EXERCISE BRIEF:
Comb through the entries for "JSON" and pull out each line that holds it.
#### INFORMATION SHOWN
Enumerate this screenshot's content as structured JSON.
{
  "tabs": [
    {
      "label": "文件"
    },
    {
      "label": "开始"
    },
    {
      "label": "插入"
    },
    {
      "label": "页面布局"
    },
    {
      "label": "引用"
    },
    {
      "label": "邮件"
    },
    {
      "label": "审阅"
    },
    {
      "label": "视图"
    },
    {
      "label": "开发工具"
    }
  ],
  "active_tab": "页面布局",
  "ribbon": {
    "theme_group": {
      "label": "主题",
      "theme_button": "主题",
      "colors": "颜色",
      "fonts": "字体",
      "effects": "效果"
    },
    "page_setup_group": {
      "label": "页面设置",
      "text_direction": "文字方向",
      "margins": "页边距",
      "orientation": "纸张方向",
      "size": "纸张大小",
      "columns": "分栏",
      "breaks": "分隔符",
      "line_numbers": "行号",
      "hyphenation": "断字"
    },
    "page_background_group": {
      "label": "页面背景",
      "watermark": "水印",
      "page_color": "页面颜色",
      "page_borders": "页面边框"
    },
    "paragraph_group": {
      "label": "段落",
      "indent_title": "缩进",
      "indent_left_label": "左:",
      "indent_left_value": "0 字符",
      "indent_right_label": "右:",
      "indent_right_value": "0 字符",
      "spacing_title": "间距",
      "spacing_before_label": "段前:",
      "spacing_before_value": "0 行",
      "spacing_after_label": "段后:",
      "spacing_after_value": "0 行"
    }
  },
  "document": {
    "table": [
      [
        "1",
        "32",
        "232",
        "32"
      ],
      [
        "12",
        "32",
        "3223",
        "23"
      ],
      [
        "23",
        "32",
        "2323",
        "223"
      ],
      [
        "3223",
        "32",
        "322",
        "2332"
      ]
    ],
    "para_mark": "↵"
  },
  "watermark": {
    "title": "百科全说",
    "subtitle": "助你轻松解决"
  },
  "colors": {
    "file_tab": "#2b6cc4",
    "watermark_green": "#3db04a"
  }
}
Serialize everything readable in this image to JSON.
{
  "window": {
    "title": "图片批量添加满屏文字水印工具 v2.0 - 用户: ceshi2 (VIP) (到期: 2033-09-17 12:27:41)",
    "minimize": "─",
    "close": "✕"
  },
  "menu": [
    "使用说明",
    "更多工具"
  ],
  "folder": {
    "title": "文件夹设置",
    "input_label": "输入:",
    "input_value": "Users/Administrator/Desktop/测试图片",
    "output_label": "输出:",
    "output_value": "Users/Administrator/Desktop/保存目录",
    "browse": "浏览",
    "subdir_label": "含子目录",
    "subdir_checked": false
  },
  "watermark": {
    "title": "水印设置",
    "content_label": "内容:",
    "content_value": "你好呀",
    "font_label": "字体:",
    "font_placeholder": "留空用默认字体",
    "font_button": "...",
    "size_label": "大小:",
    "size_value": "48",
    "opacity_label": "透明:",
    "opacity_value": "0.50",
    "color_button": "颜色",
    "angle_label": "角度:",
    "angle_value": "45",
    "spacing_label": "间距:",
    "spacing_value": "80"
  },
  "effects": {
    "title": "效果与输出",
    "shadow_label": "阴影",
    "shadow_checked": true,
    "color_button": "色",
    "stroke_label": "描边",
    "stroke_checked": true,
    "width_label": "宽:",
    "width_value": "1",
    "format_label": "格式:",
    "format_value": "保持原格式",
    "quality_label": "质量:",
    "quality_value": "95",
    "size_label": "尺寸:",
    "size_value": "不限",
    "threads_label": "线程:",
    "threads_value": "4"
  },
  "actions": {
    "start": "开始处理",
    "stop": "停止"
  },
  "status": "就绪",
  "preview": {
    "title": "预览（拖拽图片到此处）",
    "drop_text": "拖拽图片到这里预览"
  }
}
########
ANSWER TO THIS EXERCISE:
Enumerate this screenshot's content as structured JSON.
Serialize everything readable in this image to JSON.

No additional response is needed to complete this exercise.